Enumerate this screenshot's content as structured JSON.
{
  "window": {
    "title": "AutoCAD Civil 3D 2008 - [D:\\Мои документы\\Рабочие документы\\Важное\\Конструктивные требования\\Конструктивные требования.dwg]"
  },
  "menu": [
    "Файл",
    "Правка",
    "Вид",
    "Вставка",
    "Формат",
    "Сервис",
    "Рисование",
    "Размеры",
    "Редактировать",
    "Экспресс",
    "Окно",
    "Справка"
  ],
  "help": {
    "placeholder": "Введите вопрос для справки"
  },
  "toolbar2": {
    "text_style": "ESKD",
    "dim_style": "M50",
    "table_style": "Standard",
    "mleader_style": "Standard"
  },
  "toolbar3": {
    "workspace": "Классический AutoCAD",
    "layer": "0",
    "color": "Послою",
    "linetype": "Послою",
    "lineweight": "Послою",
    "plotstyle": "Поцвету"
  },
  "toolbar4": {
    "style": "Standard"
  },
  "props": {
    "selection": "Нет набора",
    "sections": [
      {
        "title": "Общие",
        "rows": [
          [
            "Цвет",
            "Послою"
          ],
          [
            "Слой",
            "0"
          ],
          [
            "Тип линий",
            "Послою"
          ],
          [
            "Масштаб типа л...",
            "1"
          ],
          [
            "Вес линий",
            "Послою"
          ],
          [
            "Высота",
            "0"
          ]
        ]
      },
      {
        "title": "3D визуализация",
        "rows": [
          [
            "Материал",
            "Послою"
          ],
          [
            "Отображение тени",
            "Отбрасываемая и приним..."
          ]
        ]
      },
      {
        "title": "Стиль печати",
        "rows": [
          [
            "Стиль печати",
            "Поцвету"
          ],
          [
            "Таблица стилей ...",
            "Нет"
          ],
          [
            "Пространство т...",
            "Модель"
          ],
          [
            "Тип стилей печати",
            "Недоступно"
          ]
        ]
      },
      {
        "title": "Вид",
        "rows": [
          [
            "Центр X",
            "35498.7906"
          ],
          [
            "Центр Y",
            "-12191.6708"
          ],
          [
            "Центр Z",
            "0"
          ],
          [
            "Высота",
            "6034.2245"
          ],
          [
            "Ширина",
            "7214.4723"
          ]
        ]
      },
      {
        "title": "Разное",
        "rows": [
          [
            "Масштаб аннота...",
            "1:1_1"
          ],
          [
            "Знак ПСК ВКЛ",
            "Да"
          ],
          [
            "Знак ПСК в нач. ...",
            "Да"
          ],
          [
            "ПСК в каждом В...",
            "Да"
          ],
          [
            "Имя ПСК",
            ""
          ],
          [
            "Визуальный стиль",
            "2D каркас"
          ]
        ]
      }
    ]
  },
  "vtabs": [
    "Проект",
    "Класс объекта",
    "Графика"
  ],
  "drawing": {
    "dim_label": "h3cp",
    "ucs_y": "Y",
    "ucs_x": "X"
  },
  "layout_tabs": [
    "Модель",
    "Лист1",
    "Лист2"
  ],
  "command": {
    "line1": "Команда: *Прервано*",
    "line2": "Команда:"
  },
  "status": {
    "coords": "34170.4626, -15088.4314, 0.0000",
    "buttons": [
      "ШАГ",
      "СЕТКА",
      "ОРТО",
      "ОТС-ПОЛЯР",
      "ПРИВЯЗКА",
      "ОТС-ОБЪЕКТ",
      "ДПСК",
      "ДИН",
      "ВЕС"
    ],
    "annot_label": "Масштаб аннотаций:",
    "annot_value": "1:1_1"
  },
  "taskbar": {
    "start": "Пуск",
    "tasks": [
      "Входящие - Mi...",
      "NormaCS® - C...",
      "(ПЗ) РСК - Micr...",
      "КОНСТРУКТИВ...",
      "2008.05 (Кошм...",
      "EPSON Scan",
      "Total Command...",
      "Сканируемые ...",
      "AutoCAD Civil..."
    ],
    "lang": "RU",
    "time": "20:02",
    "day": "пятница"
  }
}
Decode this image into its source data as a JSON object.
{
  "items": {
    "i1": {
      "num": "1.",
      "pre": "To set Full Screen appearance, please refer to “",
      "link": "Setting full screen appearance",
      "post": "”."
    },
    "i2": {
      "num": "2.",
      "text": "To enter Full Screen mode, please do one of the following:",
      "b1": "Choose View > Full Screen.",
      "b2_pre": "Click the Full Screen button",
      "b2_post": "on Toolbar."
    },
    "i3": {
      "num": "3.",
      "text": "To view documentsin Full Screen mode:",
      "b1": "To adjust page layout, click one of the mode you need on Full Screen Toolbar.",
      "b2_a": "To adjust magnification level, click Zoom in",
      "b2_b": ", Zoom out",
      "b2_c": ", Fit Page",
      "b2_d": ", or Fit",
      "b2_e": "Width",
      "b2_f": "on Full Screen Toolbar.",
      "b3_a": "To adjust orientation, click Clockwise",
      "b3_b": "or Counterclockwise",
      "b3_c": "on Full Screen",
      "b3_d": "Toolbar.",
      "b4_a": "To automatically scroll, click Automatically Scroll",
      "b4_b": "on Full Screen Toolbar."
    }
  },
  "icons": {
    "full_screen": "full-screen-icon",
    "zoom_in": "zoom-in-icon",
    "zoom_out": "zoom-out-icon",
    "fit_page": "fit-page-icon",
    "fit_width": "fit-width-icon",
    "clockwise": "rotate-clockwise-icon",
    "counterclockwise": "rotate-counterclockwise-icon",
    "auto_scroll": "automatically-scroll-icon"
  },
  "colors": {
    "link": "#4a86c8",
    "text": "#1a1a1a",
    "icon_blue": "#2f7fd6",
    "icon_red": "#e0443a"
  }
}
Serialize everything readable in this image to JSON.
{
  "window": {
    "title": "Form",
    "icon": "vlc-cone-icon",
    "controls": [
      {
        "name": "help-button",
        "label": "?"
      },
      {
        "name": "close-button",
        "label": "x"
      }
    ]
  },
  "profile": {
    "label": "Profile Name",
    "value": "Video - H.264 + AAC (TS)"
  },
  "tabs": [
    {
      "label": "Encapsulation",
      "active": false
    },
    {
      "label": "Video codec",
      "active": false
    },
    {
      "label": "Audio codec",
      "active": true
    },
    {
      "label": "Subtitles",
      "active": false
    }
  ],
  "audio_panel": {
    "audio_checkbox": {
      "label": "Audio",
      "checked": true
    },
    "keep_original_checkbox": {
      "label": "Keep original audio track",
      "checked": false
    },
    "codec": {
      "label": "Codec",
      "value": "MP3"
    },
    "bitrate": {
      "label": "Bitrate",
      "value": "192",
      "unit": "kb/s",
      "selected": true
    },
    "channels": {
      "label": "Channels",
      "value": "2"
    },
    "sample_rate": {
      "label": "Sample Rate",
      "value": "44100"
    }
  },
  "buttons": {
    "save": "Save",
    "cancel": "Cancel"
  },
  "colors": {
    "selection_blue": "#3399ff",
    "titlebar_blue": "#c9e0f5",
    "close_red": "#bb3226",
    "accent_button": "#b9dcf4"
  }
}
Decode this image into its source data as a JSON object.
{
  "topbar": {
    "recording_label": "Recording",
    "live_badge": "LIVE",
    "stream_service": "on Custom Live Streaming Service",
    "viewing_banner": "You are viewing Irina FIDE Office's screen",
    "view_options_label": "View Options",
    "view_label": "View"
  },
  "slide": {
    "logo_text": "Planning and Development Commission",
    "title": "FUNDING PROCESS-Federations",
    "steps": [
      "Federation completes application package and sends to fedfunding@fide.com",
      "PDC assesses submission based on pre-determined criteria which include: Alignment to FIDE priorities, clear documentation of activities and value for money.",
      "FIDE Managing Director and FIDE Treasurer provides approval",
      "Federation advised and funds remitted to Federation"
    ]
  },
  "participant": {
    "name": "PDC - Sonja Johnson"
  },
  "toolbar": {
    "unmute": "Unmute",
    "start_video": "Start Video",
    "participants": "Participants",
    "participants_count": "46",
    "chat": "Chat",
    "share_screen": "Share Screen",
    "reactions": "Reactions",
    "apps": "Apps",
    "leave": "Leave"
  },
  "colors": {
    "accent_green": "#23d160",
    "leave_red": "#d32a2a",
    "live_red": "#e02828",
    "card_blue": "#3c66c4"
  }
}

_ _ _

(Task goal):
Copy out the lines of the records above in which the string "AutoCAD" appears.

(Result for this task):
    "title": "AutoCAD Civil 3D 2008 - [D:\\Мои документы\\Рабочие документы\\Важное\\Конструктивные требования\\Конструктивные требования.dwg]"
    "workspace": "Классический AutoCAD",
      "AutoCAD Civil..."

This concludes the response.